**REQUIREMENT**
Repeat the records. Leave nothing out.

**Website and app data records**
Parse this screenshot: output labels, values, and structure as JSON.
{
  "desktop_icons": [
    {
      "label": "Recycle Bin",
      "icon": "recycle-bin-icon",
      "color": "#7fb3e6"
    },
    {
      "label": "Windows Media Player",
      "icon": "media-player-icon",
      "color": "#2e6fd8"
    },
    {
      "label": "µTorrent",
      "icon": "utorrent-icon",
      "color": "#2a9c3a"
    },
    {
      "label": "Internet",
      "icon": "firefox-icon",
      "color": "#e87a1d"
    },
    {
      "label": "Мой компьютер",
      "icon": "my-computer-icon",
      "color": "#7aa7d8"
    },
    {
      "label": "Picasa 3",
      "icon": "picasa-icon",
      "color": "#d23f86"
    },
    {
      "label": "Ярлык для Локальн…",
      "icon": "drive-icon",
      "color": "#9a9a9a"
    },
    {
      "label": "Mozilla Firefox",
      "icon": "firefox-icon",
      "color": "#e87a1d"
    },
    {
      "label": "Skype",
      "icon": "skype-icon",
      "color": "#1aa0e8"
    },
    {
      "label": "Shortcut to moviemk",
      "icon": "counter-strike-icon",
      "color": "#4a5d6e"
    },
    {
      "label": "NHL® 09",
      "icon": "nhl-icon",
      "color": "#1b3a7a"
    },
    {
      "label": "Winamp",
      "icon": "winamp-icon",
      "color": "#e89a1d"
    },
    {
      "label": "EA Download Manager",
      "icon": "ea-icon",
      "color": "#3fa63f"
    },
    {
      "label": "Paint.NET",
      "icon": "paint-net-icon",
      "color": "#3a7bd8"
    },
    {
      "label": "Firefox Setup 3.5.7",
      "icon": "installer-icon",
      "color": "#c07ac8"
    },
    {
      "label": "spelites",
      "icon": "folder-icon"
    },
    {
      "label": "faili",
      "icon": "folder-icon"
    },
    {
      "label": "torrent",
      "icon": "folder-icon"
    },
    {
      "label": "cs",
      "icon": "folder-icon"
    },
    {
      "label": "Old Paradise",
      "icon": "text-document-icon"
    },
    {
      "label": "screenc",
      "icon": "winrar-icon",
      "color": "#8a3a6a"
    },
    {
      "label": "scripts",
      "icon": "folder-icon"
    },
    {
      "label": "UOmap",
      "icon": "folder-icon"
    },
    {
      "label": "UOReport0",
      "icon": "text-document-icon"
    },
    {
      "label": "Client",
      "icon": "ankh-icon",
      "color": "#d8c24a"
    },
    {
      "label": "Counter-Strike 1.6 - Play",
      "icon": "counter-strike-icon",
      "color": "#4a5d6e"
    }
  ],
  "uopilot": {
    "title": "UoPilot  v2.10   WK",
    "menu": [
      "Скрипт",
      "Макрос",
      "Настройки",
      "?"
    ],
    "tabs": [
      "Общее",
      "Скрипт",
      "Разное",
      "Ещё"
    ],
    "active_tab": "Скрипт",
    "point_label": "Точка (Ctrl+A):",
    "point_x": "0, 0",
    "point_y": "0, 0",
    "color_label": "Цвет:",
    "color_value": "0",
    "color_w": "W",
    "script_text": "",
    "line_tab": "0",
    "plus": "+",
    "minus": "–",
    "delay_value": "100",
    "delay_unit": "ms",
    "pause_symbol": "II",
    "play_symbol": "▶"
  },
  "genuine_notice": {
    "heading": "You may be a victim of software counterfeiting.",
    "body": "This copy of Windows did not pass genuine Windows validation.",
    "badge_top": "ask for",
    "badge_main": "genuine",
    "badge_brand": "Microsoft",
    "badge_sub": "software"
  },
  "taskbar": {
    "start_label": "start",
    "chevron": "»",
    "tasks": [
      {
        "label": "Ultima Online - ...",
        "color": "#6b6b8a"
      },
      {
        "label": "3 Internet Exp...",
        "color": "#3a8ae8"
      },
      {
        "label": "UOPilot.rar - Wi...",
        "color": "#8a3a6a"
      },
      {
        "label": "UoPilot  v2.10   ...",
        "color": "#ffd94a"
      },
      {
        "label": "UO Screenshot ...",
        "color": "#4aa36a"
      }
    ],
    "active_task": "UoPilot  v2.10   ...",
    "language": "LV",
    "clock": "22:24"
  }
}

**ANSWER TO THIS PROBLEM**
Parse this screenshot: output labels, values, and structure as JSON.
{
  "desktop_icons": [
    {
      "label": "Recycle Bin",
      "icon": "recycle-bin-icon",
      "color": "#7fb3e6"
    },
    {
      "label": "Windows Media Player",
      "icon": "media-player-icon",
      "color": "#2e6fd8"
    },
    {
      "label": "µTorrent",
      "icon": "utorrent-icon",
      "color": "#2a9c3a"
    },
    {
      "label": "Internet",
      "icon": "firefox-icon",
      "color": "#e87a1d"
    },
    {
      "label": "Мой компьютер",
      "icon": "my-computer-icon",
      "color": "#7aa7d8"
    },
    {
      "label": "Picasa 3",
      "icon": "picasa-icon",
      "color": "#d23f86"
    },
    {
      "label": "Ярлык для Локальн…",
      "icon": "drive-icon",
      "color": "#9a9a9a"
    },
    {
      "label": "Mozilla Firefox",
      "icon": "firefox-icon",
      "color": "#e87a1d"
    },
    {
      "label": "Skype",
      "icon": "skype-icon",
      "color": "#1aa0e8"
    },
    {
      "label": "Shortcut to moviemk",
      "icon": "counter-strike-icon",
      "color": "#4a5d6e"
    },
    {
      "label": "NHL® 09",
      "icon": "nhl-icon",
      "color": "#1b3a7a"
    },
    {
      "label": "Winamp",
      "icon": "winamp-icon",
      "color": "#e89a1d"
    },
    {
      "label": "EA Download Manager",
      "icon": "ea-icon",
      "color": "#3fa63f"
    },
    {
      "label": "Paint.NET",
      "icon": "paint-net-icon",
      "color": "#3a7bd8"
    },
    {
      "label": "Firefox Setup 3.5.7",
      "icon": "installer-icon",
      "color": "#c07ac8"
    },
    {
      "label": "spelites",
      "icon": "folder-icon"
    },
    {
      "label": "faili",
      "icon": "folder-icon"
    },
    {
      "label": "torrent",
      "icon": "folder-icon"
    },
    {
      "label": "cs",
      "icon": "folder-icon"
    },
    {
      "label": "Old Paradise",
      "icon": "text-document-icon"
    },
    {
      "label": "screenc",
      "icon": "winrar-icon",
      "color": "#8a3a6a"
    },
    {
      "label": "scripts",
      "icon": "folder-icon"
    },
    {
      "label": "UOmap",
      "icon": "folder-icon"
    },
    {
      "label": "UOReport0",
      "icon": "text-document-icon"
    },
    {
      "label": "Client",
      "icon": "ankh-icon",
      "color": "#d8c24a"
    },
    {
      "label": "Counter-Strike 1.6 - Play",
      "icon": "counter-strike-icon",
      "color": "#4a5d6e"
    }
  ],
  "uopilot": {
    "title": "UoPilot  v2.10   WK",
    "menu": [
      "Скрипт",
      "Макрос",
      "Настройки",
      "?"
    ],
    "tabs": [
      "Общее",
      "Скрипт",
      "Разное",
      "Ещё"
    ],
    "active_tab": "Скрипт",
    "point_label": "Точка (Ctrl+A):",
    "point_x": "0, 0",
    "point_y": "0, 0",
    "color_label": "Цвет:",
    "color_value": "0",
    "color_w": "W",
    "script_text": "",
    "line_tab": "0",
    "plus": "+",
    "minus": "–",
    "delay_value": "100",
    "delay_unit": "ms",
    "pause_symbol": "II",
    "play_symbol": "▶"
  },
  "genuine_notice": {
    "heading": "You may be a victim of software counterfeiting.",
    "body": "This copy of Windows did not pass genuine Windows validation.",
    "badge_top": "ask for",
    "badge_main": "genuine",
    "badge_brand": "Microsoft",
    "badge_sub": "software"
  },
  "taskbar": {
    "start_label": "start",
    "chevron": "»",
    "tasks": [
      {
        "label": "Ultima Online - ...",
        "color": "#6b6b8a"
      },
      {
        "label": "3 Internet Exp...",
        "color": "#3a8ae8"
      },
      {
        "label": "UOPilot.rar - Wi...",
        "color": "#8a3a6a"
      },
      {
        "label": "UoPilot  v2.10   ...",
        "color": "#ffd94a"
      },
      {
        "label": "UO Screenshot ...",
        "color": "#4aa36a"
      }
    ],
    "active_task": "UoPilot  v2.10   ...",
    "language": "LV",
    "clock": "22:24"
  }
}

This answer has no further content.